• WHAT YOU ARE ASKED TO DO
When a line of the records below contains the string "contactIdList", copy that whole line.

• RECORDS FOR PROCESSING

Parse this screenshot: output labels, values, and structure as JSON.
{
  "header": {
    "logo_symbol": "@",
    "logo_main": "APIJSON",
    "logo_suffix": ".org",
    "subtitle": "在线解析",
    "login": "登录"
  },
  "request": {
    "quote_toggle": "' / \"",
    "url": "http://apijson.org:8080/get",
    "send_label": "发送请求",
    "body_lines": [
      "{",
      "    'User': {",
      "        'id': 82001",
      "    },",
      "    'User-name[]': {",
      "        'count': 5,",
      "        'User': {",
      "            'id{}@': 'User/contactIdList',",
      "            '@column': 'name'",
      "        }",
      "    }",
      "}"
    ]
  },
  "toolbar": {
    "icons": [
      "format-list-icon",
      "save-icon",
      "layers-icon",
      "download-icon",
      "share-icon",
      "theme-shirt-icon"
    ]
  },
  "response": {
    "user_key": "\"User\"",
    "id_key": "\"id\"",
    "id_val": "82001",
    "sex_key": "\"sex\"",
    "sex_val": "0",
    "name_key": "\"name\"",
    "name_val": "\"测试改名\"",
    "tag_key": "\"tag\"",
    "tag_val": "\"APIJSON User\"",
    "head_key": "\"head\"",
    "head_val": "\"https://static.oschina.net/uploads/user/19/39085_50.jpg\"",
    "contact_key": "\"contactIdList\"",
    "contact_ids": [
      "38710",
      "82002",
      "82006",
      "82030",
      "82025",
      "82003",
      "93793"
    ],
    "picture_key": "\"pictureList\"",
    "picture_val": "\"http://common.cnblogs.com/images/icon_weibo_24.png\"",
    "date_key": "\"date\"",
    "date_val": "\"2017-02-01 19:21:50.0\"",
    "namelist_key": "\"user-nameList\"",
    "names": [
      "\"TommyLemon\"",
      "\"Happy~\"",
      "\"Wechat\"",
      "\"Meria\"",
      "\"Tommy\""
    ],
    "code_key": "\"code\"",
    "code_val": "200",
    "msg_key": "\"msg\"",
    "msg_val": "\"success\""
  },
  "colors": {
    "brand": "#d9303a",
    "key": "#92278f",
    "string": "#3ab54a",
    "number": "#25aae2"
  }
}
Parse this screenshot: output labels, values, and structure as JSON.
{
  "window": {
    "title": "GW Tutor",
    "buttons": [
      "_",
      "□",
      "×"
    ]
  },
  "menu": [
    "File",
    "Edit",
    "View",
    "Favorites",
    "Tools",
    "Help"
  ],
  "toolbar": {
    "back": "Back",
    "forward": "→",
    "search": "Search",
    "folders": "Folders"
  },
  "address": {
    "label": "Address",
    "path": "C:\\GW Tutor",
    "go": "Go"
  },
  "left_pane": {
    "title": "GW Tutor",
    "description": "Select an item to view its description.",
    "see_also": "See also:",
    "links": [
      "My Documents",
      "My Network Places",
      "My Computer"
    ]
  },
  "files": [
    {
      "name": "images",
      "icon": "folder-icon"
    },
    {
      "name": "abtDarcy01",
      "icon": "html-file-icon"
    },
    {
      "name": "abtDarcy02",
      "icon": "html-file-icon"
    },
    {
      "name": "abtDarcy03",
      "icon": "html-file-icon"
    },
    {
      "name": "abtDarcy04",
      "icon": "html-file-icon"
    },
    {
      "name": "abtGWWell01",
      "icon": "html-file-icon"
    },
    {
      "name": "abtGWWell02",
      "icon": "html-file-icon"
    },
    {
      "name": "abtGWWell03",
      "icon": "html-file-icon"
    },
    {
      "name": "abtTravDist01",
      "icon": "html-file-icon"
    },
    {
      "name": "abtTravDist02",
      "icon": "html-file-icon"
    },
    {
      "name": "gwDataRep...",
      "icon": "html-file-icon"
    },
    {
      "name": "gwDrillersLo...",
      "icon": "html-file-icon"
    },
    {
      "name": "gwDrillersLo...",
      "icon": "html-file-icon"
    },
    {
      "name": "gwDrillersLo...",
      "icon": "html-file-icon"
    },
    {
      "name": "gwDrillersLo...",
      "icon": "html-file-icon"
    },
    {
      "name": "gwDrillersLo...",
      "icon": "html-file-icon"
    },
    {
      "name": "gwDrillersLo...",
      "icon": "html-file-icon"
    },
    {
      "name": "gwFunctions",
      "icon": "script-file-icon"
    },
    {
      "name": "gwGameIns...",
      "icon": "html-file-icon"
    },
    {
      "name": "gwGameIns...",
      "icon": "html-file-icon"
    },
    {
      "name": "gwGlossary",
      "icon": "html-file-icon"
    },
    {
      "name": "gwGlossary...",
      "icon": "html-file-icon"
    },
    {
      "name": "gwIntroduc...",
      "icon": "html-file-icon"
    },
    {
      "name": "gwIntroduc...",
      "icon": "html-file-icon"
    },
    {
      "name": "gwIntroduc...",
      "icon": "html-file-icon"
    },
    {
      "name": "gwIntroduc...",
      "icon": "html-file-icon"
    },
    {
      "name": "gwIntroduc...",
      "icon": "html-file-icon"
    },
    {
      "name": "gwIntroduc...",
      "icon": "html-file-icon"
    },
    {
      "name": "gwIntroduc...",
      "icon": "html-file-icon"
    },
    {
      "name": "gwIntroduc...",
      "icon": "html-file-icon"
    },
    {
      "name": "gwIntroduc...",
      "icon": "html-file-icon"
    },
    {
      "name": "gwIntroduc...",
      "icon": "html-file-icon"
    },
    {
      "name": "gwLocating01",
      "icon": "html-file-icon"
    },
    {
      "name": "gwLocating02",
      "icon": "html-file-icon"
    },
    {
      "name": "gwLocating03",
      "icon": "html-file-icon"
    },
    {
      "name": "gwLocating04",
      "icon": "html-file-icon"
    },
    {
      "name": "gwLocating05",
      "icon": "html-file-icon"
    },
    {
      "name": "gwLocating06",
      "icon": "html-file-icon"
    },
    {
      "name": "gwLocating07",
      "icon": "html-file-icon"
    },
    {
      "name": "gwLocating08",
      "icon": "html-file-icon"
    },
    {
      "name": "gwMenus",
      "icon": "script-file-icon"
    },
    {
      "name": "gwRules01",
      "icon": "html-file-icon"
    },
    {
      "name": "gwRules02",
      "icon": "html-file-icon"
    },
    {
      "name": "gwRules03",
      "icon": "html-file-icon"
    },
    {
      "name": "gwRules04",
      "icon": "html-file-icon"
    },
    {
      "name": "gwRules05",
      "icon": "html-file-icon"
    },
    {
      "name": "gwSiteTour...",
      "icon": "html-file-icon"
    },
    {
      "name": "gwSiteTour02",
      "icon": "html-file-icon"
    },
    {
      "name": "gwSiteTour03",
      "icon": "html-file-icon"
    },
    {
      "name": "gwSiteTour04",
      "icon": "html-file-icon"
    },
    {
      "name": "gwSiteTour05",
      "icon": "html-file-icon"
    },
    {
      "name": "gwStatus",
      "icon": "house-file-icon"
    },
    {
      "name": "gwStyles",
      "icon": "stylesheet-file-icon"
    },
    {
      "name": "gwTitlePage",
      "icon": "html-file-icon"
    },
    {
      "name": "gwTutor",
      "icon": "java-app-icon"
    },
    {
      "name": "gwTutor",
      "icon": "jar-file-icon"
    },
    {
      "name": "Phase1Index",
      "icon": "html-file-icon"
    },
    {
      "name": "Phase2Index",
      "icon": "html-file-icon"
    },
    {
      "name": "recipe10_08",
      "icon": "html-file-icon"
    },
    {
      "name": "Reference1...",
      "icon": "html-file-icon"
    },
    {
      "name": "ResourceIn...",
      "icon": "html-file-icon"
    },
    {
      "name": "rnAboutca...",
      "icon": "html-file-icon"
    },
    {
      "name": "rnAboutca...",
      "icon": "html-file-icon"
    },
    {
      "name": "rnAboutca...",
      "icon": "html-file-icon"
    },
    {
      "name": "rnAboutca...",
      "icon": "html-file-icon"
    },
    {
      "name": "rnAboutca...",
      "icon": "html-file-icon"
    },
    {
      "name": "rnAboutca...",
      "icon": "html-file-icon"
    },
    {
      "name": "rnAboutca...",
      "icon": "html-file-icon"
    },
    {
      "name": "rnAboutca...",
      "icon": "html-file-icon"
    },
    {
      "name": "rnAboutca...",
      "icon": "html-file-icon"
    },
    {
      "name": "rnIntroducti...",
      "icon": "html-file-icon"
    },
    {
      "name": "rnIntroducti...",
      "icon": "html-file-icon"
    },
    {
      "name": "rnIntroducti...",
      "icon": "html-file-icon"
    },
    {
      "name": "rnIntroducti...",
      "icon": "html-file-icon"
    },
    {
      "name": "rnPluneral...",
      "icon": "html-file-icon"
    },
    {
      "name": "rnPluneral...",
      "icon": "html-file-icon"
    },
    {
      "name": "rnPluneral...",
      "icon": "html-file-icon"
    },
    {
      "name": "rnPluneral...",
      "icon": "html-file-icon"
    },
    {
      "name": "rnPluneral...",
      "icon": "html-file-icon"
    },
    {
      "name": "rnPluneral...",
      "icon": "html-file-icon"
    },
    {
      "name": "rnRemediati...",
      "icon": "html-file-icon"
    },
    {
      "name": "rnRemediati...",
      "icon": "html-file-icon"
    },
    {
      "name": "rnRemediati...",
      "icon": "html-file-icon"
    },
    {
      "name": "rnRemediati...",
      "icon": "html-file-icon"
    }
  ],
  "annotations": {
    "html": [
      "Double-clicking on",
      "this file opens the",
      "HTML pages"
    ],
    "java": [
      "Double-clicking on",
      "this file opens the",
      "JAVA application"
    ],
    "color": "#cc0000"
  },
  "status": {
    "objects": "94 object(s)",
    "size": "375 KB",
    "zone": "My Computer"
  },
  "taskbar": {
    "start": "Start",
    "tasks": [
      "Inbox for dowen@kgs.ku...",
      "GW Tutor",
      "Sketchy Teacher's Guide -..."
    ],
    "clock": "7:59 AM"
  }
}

• TASK RESULT
      "            'id{}@': 'User/contactIdList',",
    "contact_key": "\"contactIdList\"",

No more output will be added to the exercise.